All in all, the future looks contradictory. On the one hand, technology will allow us to overcome illnesses. And to ease out existing conflict areas. In the fields of food, transport, energy and materials, new technologies will carry us better sustainability. Less demand on natural resources, less physical shortages (and less conflict zones because of those shortages). But in the field of information, we will witness the rise of new conflict zones: manipulation, cyber criminality, espionage, imbalances of power. This is a new area, and so far nobody knows how to deal with it. We don’t yet know how to counter the imminent threats.
Healthcare, a new conflict zone
In the past century, healthcare was one of the beneficiaries of our growing insight into natural processes. Nowadays we can often witnesss down to the molecular level how a medicine works – and how it is being obstructed in its action as well. The pinnacles of our medical research make the most of the miniaturization of our knowledge and technology.
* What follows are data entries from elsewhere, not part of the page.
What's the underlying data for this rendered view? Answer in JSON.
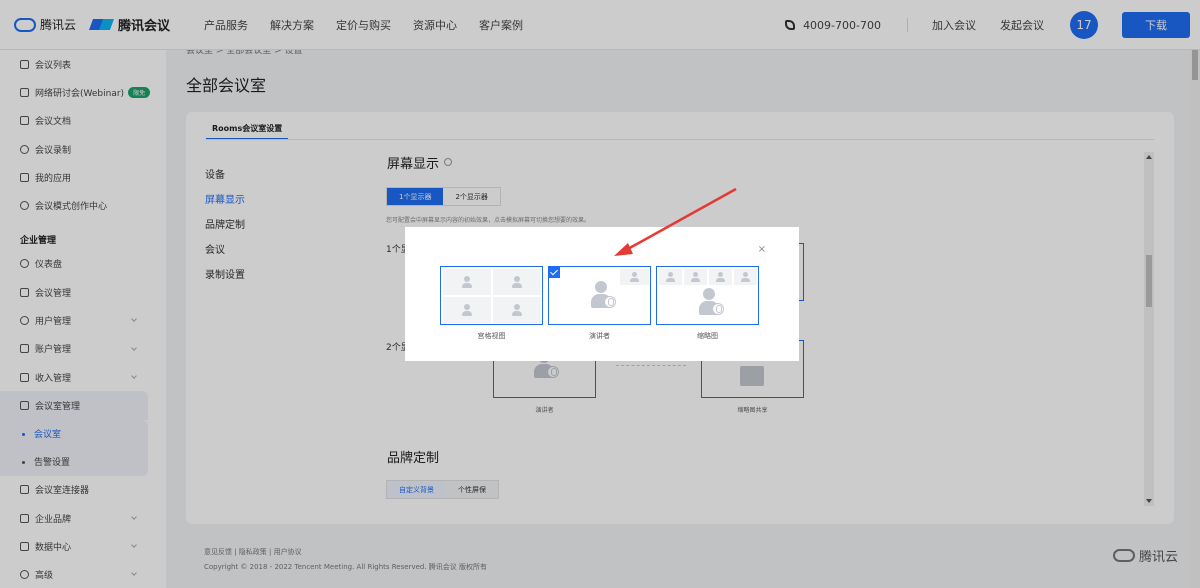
{
  "header": {
    "brand_cloud": "腾讯云",
    "brand_meeting": "腾讯会议",
    "nav": [
      "产品服务",
      "解决方案",
      "定价与购买",
      "资源中心",
      "客户案例"
    ],
    "phone": "4009-700-700",
    "join_meeting": "加入会议",
    "start_meeting": "发起会议",
    "avatar": "17",
    "download": "下载"
  },
  "sidebar": {
    "items_top": [
      {
        "label": "会议列表",
        "icon": "list-icon"
      },
      {
        "label": "网络研讨会(Webinar)",
        "icon": "webinar-icon",
        "badge": "限免"
      },
      {
        "label": "会议文档",
        "icon": "document-icon"
      },
      {
        "label": "会议录制",
        "icon": "record-icon"
      },
      {
        "label": "我的应用",
        "icon": "apps-icon"
      },
      {
        "label": "会议模式创作中心",
        "icon": "creation-icon"
      }
    ],
    "group": "企业管理",
    "items_manage": [
      {
        "label": "仪表盘",
        "icon": "dashboard-icon"
      },
      {
        "label": "会议管理",
        "icon": "grid-icon"
      },
      {
        "label": "用户管理",
        "icon": "user-icon"
      },
      {
        "label": "账户管理",
        "icon": "account-icon"
      },
      {
        "label": "收入管理",
        "icon": "income-icon"
      },
      {
        "label": "会议室管理",
        "icon": "room-icon"
      }
    ],
    "sub_items": [
      {
        "label": "会议室",
        "active": true
      },
      {
        "label": "告警设置",
        "active": false
      }
    ],
    "items_bottom": [
      {
        "label": "会议室连接器",
        "icon": "connector-icon"
      },
      {
        "label": "企业品牌",
        "icon": "brand-icon"
      },
      {
        "label": "数据中心",
        "icon": "data-icon"
      },
      {
        "label": "高级",
        "icon": "advanced-icon"
      }
    ]
  },
  "breadcrumb": "会议室 > 全部会议室 > 设置",
  "page_title": "全部会议室",
  "card": {
    "tab": "Rooms会议室设置",
    "nav": [
      "设备",
      "屏幕显示",
      "品牌定制",
      "会议",
      "录制设置"
    ],
    "active_nav": "屏幕显示",
    "screen_title": "屏幕显示",
    "monitor_tabs": [
      "1个显示器",
      "2个显示器"
    ],
    "description": "您可配置会中屏幕显示内容的初始效果，点击模拟屏幕可切换您想要的效果。",
    "row1_label": "1个显示器",
    "row2_label": "2个显示器",
    "bg_captions": [
      "演讲者",
      "缩略图共享"
    ],
    "brand_title": "品牌定制",
    "brand_tabs": [
      "自定义背景",
      "个性屏保"
    ]
  },
  "dialog": {
    "close": "×",
    "options": [
      {
        "caption": "宫格视图",
        "selected": false
      },
      {
        "caption": "演讲者",
        "selected": true
      },
      {
        "caption": "缩略图",
        "selected": false
      }
    ]
  },
  "footer": {
    "links": "意见反馈 | 隐私政策 | 用户协议",
    "copyright": "Copyright © 2018 - 2022 Tencent Meeting. All Rights Reserved. 腾讯会议 版权所有",
    "brand": "腾讯云"
  },
  "colors": {
    "accent": "#1e6cf2",
    "annotation_arrow": "#e53935"
  }
}
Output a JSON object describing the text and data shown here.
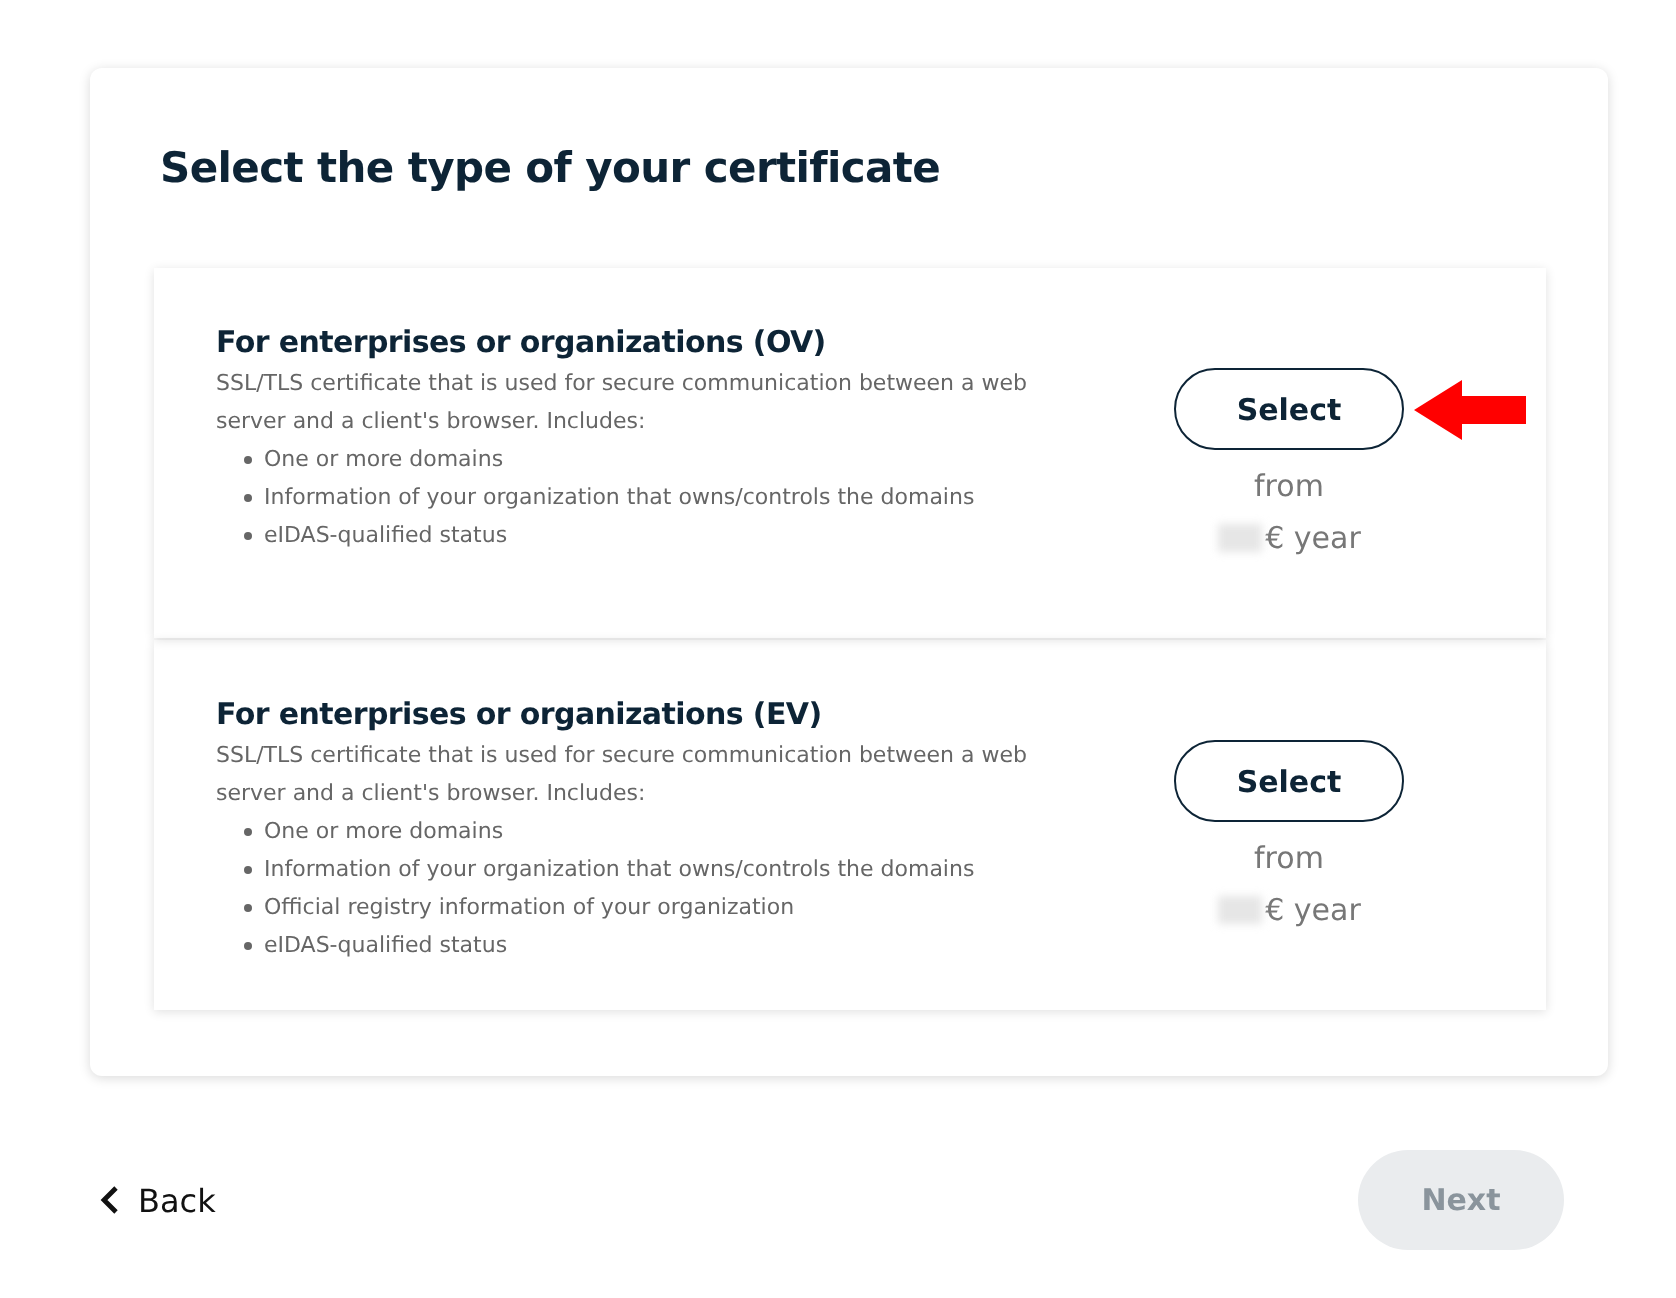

We see that miniaturization coming in many areas. Two of the very visible applications are fermentation and solar energy. Localized and small-scale applications become the standard.
But then, the knowledge that underpins this miniaturization is being developed internationally. The technologies are being produced at a large scale. A tension has developed between the small-scale technology and the large scale in which it is being developed. A tension that will require new solutions. How can we ensure that local applications will not be entirely determined by the large-scale licensor? It is by no means clear if such solutions are in the making. Maybe outside our view, in the Third World? Would those countries have mechanisms at hand with which they can turn local ‘disadvantages’ into an advantage? So far, we are not aware of them.
Limits to technological development
The changes coming our way will test our resilience. Each change will test existing relationships. Innovations in healthcare are of major importance for those who suffer from the condition in question. But often, such innovations are expensive; they will drive upwards the costs of healthcare.
What are the alternatives? Are there limits to technological developments in healthcare? Could there be social limits, that would drive us to accept just those changes that have favourable social effects? Or will we have to revert to official policy in order to impose limits to technology? With the inevitable consequence that people interested in some cure will always try to evade official barriers? Our society needs guidelines for the development of sensitive areas like healthcare. If these don’t exist, they will remain a playground for many pressure groups.